__INFORMATION SUPPLIED__.
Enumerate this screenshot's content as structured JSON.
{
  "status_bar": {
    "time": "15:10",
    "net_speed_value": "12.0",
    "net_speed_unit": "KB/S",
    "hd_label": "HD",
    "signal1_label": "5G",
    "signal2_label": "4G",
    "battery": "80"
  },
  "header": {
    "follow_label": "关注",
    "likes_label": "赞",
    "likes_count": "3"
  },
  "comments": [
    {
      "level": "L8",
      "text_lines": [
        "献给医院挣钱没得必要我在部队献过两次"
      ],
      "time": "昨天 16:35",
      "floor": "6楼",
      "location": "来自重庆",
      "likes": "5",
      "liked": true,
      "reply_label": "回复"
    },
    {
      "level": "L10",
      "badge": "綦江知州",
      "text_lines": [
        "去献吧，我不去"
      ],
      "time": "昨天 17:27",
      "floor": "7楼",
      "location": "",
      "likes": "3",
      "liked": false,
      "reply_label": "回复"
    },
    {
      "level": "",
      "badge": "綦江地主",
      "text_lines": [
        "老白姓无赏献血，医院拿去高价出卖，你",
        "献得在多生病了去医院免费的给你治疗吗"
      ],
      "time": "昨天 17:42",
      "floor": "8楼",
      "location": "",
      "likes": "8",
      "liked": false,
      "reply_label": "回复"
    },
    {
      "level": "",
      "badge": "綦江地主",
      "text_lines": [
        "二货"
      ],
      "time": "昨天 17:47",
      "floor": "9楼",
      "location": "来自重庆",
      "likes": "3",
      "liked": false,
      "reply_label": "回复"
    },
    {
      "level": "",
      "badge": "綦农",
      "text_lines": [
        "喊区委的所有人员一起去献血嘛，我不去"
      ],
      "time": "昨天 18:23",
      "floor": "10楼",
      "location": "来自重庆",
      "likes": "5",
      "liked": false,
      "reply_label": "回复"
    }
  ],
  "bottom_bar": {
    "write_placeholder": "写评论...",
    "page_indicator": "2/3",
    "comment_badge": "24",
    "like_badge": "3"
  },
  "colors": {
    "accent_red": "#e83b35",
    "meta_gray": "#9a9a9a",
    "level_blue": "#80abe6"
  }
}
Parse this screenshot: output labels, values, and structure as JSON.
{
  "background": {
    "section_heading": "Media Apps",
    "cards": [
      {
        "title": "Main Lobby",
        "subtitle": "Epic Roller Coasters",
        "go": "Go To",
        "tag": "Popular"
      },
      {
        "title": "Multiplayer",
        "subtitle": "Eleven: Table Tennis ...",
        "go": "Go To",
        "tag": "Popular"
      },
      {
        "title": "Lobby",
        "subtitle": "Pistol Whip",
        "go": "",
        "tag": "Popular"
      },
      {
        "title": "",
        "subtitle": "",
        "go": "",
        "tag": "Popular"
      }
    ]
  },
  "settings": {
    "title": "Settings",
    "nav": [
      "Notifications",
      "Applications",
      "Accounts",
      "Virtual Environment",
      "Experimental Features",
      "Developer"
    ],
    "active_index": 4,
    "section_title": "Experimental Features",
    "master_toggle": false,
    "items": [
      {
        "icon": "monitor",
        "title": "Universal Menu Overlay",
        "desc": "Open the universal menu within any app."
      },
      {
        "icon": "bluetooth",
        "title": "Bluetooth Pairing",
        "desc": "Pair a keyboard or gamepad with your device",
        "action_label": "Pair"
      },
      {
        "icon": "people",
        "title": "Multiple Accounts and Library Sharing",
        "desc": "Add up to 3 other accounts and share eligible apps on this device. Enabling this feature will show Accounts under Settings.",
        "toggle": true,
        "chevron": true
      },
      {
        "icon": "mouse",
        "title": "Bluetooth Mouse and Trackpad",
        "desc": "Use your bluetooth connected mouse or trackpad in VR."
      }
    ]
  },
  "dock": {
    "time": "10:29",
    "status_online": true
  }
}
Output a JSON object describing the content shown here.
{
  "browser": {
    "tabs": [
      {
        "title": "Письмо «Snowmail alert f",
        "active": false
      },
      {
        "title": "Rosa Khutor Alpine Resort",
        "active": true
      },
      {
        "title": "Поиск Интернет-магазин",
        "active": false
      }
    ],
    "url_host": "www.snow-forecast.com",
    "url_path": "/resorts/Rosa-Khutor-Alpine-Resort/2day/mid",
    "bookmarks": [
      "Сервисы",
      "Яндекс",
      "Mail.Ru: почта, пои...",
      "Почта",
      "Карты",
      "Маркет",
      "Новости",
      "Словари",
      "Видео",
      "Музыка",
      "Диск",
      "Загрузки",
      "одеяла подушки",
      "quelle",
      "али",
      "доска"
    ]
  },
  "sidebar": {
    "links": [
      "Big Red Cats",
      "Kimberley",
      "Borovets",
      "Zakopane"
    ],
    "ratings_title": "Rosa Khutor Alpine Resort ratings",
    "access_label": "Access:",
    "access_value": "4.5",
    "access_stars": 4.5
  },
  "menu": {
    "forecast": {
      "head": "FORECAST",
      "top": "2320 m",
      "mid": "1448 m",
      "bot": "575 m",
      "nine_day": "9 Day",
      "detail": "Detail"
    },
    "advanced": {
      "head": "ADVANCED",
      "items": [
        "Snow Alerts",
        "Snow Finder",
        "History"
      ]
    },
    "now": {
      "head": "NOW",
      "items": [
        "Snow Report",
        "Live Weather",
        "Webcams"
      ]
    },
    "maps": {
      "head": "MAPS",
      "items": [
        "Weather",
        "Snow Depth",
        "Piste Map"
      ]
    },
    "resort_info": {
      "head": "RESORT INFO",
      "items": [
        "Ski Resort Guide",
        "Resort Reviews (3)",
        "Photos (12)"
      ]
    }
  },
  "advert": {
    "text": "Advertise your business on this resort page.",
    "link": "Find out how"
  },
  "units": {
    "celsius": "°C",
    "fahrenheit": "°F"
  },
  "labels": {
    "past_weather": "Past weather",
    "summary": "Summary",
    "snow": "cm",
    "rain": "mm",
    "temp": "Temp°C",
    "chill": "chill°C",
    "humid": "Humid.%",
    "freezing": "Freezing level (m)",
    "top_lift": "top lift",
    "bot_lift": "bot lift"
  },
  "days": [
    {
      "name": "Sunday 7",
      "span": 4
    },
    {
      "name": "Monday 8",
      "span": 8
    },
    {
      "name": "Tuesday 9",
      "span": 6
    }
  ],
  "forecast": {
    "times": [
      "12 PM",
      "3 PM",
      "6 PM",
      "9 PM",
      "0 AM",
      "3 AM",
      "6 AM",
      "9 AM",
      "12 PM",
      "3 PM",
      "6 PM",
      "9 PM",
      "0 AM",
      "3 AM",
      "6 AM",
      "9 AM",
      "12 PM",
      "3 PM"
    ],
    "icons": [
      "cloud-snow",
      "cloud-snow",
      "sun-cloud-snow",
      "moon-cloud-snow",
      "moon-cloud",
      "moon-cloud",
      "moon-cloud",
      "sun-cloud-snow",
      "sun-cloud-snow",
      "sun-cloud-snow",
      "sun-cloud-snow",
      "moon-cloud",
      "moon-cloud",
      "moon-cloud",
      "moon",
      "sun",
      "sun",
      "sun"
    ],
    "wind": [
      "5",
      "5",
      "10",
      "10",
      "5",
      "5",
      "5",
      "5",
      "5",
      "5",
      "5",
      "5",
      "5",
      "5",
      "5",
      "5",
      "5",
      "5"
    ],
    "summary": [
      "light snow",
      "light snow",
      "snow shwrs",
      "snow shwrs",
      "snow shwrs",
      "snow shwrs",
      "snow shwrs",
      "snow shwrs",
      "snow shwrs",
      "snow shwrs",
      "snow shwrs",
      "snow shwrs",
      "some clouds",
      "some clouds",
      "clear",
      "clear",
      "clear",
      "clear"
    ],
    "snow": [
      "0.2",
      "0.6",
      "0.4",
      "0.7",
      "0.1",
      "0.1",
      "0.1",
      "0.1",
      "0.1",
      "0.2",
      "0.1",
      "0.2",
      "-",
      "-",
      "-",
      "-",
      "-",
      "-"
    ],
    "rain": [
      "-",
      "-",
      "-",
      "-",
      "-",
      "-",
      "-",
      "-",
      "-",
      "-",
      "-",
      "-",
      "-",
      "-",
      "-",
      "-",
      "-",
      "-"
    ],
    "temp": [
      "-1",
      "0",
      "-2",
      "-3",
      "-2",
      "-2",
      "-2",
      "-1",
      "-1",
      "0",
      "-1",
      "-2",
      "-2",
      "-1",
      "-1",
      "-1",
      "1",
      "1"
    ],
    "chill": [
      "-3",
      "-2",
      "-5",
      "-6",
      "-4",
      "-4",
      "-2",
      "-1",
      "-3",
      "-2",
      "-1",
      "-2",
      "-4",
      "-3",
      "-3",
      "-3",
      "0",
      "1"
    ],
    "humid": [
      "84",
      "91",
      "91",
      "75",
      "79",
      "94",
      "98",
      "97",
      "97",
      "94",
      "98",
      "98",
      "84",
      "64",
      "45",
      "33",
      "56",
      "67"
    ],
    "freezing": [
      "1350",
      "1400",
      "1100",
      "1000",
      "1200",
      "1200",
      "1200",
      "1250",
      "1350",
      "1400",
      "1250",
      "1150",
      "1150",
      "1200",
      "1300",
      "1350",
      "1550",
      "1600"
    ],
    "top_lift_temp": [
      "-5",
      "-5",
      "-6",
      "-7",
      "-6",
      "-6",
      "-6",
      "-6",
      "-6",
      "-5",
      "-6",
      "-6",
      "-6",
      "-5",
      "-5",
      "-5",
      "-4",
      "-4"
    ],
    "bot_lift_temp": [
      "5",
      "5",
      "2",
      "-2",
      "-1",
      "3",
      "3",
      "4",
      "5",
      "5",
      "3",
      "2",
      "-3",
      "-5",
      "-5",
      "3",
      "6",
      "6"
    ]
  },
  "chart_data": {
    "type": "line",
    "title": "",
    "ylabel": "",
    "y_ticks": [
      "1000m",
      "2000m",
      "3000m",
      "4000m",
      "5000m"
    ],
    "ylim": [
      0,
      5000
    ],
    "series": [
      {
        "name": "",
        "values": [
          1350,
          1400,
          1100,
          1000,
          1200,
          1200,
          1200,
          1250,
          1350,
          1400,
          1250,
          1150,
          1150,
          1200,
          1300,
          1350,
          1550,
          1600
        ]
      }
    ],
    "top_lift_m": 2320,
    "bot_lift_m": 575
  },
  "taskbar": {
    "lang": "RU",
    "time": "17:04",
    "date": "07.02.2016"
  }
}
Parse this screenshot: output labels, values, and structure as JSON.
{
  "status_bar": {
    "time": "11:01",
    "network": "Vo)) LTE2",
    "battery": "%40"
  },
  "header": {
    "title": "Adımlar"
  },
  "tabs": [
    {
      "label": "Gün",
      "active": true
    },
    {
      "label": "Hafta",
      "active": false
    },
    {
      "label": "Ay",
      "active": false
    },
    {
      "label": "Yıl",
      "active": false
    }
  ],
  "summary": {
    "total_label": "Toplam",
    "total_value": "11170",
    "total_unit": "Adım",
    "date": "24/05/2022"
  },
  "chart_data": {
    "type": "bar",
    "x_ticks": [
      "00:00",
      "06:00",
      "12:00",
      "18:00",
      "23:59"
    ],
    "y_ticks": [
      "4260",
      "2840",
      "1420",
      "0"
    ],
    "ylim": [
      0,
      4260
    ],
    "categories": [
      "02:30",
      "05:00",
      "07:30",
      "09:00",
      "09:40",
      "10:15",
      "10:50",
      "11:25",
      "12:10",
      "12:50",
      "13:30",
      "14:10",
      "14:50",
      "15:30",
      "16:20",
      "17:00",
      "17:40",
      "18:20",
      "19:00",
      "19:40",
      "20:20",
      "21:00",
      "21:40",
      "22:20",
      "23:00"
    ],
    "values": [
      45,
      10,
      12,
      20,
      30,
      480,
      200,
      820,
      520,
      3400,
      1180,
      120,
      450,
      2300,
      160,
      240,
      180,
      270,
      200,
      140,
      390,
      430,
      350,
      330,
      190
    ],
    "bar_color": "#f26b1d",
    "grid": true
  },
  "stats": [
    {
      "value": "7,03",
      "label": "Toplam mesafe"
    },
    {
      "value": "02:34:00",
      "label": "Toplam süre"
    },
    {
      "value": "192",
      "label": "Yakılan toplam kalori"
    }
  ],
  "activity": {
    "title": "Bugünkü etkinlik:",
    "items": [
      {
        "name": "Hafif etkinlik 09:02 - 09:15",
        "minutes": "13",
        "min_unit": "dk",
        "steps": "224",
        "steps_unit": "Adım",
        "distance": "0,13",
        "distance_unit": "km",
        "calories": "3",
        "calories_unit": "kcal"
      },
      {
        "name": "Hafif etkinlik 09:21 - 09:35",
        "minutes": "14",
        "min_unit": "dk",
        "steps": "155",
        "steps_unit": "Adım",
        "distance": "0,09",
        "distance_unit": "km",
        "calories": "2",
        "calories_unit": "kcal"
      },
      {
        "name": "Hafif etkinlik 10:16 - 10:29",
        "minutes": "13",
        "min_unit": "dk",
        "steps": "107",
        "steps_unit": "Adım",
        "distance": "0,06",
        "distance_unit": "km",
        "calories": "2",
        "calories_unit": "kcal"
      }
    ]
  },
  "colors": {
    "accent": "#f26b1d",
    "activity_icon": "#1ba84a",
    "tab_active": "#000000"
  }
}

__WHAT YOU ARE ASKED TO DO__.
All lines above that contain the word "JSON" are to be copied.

__RESULT FOR THIS EXERCISE__.
Enumerate this screenshot's content as structured JSON.
Parse this screenshot: output labels, values, and structure as JSON.
Output a JSON object describing the content shown here.
Parse this screenshot: output labels, values, and structure as JSON.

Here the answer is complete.